|Time-Lapse Photography||Intervalometer built-in||no Intervalometer|
|Image Stabilization||Lens stabilization only||In-body stabilization|
|Fill Flash||no On-Board Flash||no On-Board Flash|
|Storage Medium||SDXC cards||SDXC cards|
|Second Storage Option||Single card slot||Single card slot|
|UHS card support||UHS-I||UHS-I|
|Connectivity Specs||Canon 6D Mark II||Olympus E-M5|
|USB Connector||USB 2.0||USB 2.0|
|HDMI Port||mini HDMI||mini HDMI|
|Microphone Port||External MIC port||no MIC socket|
|Wifi Support||Wifi built-in||no Wifi|
|Near-Field Communication||NFC built-in||no NFC|
|Bluetooth Support||Bluetooth built-in||no Bluetooth|
|Geotagging||GPS built-in||no internal GPS|
|Body Specs||Canon 6D Mark II||Olympus E-M5|
|Environmental Sealing||Weathersealed body||Weathersealed body|
|Battery Life (CIPA)||1200 shots per charge||360 shots per charge|
144 x 111 x 75 mm
(5.7 x 4.4 x 3.0 in)
122 x 89 x 43 mm
(4.8 x 3.5 x 1.7 in)
|Camera Weight||765 g (27.0 oz)||425 g (15.0 oz)|

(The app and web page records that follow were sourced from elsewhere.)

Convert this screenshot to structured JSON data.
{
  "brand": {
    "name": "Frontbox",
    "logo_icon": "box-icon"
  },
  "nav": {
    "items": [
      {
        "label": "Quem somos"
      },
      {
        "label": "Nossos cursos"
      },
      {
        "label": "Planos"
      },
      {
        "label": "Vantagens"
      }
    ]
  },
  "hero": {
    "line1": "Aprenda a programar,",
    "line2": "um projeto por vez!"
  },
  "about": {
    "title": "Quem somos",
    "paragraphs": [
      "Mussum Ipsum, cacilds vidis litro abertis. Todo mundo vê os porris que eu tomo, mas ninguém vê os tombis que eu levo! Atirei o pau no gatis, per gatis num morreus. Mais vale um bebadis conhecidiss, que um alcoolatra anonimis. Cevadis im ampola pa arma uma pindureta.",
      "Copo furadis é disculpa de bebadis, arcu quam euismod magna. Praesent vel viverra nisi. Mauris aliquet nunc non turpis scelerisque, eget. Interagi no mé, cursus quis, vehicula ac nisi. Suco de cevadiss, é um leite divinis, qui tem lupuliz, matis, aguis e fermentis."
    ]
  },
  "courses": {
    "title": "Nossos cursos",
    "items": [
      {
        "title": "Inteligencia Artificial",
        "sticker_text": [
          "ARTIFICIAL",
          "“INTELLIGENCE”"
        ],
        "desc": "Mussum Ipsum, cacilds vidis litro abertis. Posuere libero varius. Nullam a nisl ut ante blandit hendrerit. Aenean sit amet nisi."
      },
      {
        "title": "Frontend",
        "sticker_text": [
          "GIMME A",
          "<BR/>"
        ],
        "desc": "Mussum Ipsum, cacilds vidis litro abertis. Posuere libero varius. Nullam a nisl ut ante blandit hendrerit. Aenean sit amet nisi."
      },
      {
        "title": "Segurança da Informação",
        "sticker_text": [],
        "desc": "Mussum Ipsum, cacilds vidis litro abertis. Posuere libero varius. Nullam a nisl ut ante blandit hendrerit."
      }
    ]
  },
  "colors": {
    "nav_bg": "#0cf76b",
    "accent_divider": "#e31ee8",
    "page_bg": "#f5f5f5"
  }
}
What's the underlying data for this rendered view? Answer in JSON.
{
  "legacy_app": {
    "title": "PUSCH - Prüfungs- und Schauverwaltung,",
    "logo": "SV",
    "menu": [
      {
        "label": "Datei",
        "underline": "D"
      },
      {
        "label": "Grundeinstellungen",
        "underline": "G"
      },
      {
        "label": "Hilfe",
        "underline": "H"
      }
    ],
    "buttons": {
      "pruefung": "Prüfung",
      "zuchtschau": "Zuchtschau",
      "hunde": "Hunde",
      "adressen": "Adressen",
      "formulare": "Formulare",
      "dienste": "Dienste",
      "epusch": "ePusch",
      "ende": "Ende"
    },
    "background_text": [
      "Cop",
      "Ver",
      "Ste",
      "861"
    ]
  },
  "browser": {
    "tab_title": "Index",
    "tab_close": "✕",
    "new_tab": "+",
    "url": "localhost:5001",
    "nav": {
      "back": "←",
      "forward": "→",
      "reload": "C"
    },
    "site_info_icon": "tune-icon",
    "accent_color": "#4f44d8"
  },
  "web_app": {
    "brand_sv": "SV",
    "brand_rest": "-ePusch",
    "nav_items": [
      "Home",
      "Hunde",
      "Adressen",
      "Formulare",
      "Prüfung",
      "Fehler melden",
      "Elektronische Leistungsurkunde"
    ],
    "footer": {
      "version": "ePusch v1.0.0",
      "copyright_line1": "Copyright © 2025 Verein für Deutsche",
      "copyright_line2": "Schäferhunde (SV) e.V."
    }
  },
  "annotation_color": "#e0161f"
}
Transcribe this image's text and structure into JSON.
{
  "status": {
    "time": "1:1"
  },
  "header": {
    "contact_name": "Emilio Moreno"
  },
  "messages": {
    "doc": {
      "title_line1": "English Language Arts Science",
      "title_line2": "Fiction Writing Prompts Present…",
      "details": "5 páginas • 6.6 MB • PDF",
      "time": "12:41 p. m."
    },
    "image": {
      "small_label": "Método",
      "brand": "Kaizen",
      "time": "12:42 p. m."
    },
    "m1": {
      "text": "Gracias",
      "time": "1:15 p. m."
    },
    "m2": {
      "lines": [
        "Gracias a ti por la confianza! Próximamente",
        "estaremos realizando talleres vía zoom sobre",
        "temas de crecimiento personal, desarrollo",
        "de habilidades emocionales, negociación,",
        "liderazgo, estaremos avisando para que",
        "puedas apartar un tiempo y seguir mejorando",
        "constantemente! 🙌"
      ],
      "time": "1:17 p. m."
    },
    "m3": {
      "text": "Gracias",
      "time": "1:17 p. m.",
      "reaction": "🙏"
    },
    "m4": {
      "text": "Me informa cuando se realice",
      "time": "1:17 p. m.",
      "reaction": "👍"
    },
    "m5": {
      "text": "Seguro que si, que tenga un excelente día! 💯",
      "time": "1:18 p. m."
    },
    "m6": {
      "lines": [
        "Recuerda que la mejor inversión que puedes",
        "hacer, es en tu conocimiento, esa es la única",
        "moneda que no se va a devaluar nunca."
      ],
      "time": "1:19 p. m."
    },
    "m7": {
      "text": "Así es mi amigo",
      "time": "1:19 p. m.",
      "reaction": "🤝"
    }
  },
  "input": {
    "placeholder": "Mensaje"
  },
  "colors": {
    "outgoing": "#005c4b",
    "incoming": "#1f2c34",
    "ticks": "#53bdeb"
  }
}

Did you notice an error on this page? If so, please get in touch, so that we can correct the information.